Acta Scientific Medical Sciences (ASMS)(ISSN: 2582-0931)

Research Article Volume 7 Issue 3

Impact of the High Risk Pregnancy Approach (HRPA) on Maternal Mortality in Low Income Countries

Atemkeng TF1*, Fouogue J1, Donfack JH1, Fondop J1, Banga NDD1, Djam A1, Fouedjio J2, Mbu RE3 and Leke JI3

1Teacher, Faculty of Medicine and Pharmaceutical Sciences, University of Dschang, Cameroon
2Professor, Faculty of Medicine and Pharmaceutical Sciences, University of Dschang, Cameroon
3Professor, Faculty of Medicine and Biomedical Sciences, University of Yaoundé I, Cameroon

*Corresponding Author: Atemkeng TF, Teacher, Faculty of Medicine and Pharmaceutical Sciences, University of Dschang, Cameroon.

Received: January 18, 2023; Published: February 08, 2023

Abstract

A high-risk pregnancy (G.A.R.E.) is one where one or more factors expose the mother and/or fetus to a very high probability of morbidity or mortality before, during or after delivery. The best management of this type of pregnancy requires scrupulous compliance with the so-called G.A.R.E. approach, which is an essentially preventive method. To assess the impact of the G.A.R.E. approach on maternal mortality in order to determine whether this approach can significantly reduce current maternal death rates, a prospective and analytical study was conducted at the Central Hospital of Yaoundé over a period of 10 months, from February to November 1998. During the study, 96 parturient were received and followed up until postpartum, in the G.A.R.E. service and 2647 deliveries were also registered at the Main Maternity Hospital, for a total of 2743 deliveries.
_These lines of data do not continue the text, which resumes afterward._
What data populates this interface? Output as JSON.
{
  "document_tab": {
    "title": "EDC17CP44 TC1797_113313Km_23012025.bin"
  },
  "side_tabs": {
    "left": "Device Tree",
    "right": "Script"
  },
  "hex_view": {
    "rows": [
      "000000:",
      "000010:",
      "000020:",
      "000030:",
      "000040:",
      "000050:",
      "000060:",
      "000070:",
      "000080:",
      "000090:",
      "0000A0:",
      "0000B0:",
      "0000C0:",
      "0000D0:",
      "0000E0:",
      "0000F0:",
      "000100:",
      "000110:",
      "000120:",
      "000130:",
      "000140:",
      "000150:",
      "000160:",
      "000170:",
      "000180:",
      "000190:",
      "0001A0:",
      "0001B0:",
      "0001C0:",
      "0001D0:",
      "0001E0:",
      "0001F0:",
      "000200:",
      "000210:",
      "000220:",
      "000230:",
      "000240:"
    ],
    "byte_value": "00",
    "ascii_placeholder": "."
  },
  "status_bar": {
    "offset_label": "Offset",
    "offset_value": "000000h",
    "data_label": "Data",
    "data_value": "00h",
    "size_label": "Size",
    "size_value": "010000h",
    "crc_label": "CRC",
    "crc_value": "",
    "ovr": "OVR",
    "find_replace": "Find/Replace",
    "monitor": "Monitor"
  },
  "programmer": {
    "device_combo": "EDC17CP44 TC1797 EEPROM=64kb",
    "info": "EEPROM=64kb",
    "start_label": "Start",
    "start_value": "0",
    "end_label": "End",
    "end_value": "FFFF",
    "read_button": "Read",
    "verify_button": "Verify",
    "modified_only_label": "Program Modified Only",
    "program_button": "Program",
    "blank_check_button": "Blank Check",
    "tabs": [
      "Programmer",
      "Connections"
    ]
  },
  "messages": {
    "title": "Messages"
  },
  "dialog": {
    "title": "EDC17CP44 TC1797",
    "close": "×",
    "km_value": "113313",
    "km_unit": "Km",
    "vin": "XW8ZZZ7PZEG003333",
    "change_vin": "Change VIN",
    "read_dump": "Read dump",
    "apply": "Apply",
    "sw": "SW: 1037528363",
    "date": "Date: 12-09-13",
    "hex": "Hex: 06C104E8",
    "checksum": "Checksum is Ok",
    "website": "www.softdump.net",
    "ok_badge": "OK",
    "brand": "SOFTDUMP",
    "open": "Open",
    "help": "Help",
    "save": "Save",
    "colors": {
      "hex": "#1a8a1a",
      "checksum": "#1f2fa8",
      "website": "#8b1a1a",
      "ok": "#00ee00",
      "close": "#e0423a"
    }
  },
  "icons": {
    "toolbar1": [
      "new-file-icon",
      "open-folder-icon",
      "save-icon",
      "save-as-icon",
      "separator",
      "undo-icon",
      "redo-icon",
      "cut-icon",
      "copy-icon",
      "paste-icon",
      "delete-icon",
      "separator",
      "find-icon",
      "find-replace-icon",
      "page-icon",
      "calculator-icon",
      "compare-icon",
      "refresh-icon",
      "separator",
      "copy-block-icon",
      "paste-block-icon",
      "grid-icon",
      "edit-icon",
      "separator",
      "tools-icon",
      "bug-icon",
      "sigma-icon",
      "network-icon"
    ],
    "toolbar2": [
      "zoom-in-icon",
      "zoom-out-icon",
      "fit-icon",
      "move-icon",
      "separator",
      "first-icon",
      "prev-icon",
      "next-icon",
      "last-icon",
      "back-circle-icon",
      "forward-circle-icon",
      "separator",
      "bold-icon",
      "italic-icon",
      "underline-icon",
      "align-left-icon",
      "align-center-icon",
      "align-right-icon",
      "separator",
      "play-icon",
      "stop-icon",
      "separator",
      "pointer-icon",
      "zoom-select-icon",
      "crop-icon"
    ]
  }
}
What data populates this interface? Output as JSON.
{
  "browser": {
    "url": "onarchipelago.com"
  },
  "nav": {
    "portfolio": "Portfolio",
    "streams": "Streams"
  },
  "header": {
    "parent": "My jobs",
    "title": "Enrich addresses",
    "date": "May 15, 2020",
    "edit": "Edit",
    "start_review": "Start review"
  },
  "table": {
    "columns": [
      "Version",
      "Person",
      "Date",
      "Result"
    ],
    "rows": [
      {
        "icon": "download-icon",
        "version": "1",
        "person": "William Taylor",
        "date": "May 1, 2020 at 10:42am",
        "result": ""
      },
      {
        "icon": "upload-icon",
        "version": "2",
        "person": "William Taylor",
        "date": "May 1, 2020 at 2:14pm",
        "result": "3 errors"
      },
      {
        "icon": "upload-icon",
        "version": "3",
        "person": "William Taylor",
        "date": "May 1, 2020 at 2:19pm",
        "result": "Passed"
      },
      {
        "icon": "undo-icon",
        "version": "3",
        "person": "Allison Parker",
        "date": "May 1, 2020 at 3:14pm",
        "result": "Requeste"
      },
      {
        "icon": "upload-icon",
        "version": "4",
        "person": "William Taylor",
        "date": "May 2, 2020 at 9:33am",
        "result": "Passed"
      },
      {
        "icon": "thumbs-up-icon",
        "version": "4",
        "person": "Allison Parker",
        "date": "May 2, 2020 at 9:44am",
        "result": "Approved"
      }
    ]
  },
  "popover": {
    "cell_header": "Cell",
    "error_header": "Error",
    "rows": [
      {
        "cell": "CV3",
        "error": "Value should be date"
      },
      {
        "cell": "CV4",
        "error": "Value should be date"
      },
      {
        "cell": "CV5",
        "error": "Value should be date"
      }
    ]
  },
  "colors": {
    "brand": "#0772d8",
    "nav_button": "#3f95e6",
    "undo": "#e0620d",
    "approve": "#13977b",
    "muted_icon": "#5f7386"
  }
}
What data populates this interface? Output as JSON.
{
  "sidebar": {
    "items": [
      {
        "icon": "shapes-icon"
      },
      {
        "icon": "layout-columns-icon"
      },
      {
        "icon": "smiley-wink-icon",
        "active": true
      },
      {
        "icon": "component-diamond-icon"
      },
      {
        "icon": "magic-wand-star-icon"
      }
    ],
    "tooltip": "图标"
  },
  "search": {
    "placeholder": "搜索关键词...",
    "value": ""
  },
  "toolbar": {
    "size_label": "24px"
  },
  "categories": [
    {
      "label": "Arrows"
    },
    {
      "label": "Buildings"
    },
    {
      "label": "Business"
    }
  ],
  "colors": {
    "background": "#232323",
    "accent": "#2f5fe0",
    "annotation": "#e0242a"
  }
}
Greater multiparity was the most encountered risk, at 29.17%. Complications from abortion were the most common causes of death at 28.57%. The successful application of the GARE approach could reduce the maternal mortality ratio by up to 53.57 per cent.

 Keywords: Pregnancy; Risk; Maternal Mortality; Yaoundé; Childbirth

References

  1. Alkena L., et al. “Global, regional and national levels and trends in maternal mortality between 1990 and 2015, with scenario-based projections to 2030: a systematic analysis by the UN Maternal Mortality Estimation Inter-agency Group”. Lancet10017 (2016): 462-474.
  2. Patton GC., et al. “Global patterns of mortality in young people: a systematic analysis of population health data”. Lancet 374 (2009): 881-892.
  3. Saucedo M., et al. “Epidemiology of maternal mortality in France, 2007-2009”. Journal of Obstetrics Gynecology and Reproductive Biology7 (2013): 613-627.
  4. Say L., et al. “Global causes of maternal death: A WHO systematic Analysis”. Lancet Global Health6 (2014): 323-333.
  5. Fomulu FJN., et al. “Maternal mortality at the Maternity Unit of the Center Hospitalier et Universitaire de Yaoundé, Cameroon: 5-year retrospective study (2002-2006)”. Health Sciences and Diseases1 (2009).
  6. Kamga DVT., et al. “Contribution of abortions and ectopic pregnancies in maternal mortality in university hospitals in Yaoundé”. The Pan African Medical Journal 27 (2017).
  7. Angue R. “Discontinuity between prenatal care and childbirth care: Comparative study between Gabon and Cameroon, DESS dissertation, Yaoundé”. (2005): 73.
  8. Tekam F. “Maternal mortality: Cameroon slips away from the Millennium Development Goal” (2013).

Citation

Citation: Atemkeng TF., et al. “Impact of the High Risk Pregnancy Approach (HRPA) on Maternal Mortality in Low Income Countries”.Acta Scientific Medical Sciences 7.3 (2023): 59a-64.

Copyright

Copyright: © 2022 Atemkeng TF., et al. This is an open-access article distributed under the terms of the Creative Commons Attribution License, which permits unrestricted use, distribution, and reproduction in any medium, provided the original author and source are credited.




Metrics

Acceptance rate30%
Acceptance to publication20-30 days
Impact Factor1.403

Indexed In





News and Events


Contact US